NBA appeals to calmer tone on Twitter, meaning that official team social media accounts should take it easy with ”cyberbullying” other teams, players and officials in (by fans, popular) ”Twitter war”.

In short, the league stated in their updated Twitter guidelines that social media should be used for fun, not to reflect poorly on players, teams or the league as a whole.

The memo that were sent out by the NBA reminded teams what they weren’t able ”to do, citing belittlement of an individual opponent or official, mimicking opponents or officials in a negative manner, and criticizing NBA officiating”.

By the way, let’s just say that NHL took the opportunity.

Personally, I often found many of these digital ”fights” between official team accounts very enjoyable. It will be interesting to follow the NBA case and see how it will impact other leagues – and, if it’s possible at all, to control what editors and players tweet, without lowering fan engagement in the social channels. 

Fan Cost Index for MLB, NBA, NFL and NHL

The idea with Fan Cost Index is to estimate the cost for a family of four to attend a live sporting event. With the index you can both compare the historical development within a team sport or league, but also between different teams, sports and leagues.

Russell Scibetti, the founding editor and primary author of  The Business of Sports, recently created an interactive dashboard of the Fan Cost Index for MLB, NBA, NFL and NHL.
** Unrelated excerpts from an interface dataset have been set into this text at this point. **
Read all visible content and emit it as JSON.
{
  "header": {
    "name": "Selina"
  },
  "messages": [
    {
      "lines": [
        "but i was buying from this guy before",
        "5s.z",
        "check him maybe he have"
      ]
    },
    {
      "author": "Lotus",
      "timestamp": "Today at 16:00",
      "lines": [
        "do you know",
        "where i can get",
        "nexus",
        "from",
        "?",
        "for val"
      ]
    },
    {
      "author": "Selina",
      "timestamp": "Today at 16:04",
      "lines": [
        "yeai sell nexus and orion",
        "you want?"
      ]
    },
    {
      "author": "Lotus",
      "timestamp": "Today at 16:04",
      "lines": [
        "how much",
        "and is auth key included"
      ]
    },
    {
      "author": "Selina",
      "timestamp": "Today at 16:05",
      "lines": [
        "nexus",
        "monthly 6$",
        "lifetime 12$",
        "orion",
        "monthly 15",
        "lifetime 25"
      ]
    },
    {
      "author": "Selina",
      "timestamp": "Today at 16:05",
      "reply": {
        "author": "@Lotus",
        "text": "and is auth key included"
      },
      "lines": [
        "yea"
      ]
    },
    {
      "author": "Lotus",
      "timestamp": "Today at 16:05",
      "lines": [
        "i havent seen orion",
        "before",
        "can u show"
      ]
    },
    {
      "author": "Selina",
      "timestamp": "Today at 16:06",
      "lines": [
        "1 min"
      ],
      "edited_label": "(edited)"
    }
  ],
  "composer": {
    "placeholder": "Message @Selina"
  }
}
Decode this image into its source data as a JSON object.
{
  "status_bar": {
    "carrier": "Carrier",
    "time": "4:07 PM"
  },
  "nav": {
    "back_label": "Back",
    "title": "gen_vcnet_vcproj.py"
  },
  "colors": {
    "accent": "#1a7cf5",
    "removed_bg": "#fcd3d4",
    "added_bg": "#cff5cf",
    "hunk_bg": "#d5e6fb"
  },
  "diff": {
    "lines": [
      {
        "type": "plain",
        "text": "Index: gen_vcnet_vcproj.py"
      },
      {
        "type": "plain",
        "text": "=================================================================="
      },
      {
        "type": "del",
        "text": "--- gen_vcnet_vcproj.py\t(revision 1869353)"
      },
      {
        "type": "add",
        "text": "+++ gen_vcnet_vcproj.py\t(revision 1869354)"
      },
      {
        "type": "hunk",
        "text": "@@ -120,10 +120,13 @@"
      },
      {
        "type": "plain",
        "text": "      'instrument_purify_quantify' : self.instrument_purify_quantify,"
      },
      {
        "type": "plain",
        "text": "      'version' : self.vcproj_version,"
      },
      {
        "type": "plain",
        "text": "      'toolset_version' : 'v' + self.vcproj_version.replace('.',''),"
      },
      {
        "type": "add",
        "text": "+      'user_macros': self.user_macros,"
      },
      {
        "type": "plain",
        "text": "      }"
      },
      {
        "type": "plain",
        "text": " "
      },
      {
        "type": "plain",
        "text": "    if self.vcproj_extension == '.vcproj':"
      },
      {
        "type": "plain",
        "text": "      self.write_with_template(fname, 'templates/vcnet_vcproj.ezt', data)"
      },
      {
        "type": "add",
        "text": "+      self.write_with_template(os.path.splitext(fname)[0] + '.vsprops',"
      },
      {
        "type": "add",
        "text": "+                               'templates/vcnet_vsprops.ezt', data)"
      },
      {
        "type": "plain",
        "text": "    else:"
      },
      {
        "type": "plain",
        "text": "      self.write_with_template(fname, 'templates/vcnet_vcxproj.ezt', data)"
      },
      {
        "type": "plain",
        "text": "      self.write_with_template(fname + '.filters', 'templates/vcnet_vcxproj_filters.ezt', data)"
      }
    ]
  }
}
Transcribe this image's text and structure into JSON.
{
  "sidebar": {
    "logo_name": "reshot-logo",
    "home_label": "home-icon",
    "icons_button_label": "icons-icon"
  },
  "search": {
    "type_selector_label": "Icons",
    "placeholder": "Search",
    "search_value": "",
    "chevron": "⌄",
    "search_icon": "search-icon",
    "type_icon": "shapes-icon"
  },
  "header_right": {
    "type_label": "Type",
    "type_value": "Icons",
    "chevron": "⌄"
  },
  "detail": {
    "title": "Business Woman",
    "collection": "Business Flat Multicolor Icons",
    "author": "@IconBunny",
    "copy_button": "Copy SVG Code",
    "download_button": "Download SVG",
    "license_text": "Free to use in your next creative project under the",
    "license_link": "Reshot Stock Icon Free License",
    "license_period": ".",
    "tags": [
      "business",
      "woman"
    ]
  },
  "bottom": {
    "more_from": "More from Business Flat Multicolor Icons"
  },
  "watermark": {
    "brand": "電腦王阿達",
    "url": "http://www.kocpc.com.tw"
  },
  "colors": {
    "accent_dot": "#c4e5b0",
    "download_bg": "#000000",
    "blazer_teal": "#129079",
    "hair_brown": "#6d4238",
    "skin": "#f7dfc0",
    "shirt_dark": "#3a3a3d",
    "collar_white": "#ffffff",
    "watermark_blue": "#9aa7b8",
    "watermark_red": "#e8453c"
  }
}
You can calculate your own Fan Cost Index by total up the cost of two adult average price tickets, two child average price tickets, four small soft drinks, two small beers, four hot dogs, two programs, two adult-size caps and one parking ticket.

It’s notable that, in general, the ticket price have the largest impact on the Fan Cost Index. However, it’s pretty clear that most sports teams and event have to focus more on the total (match/event day) revenue instead of (only) ticket sales.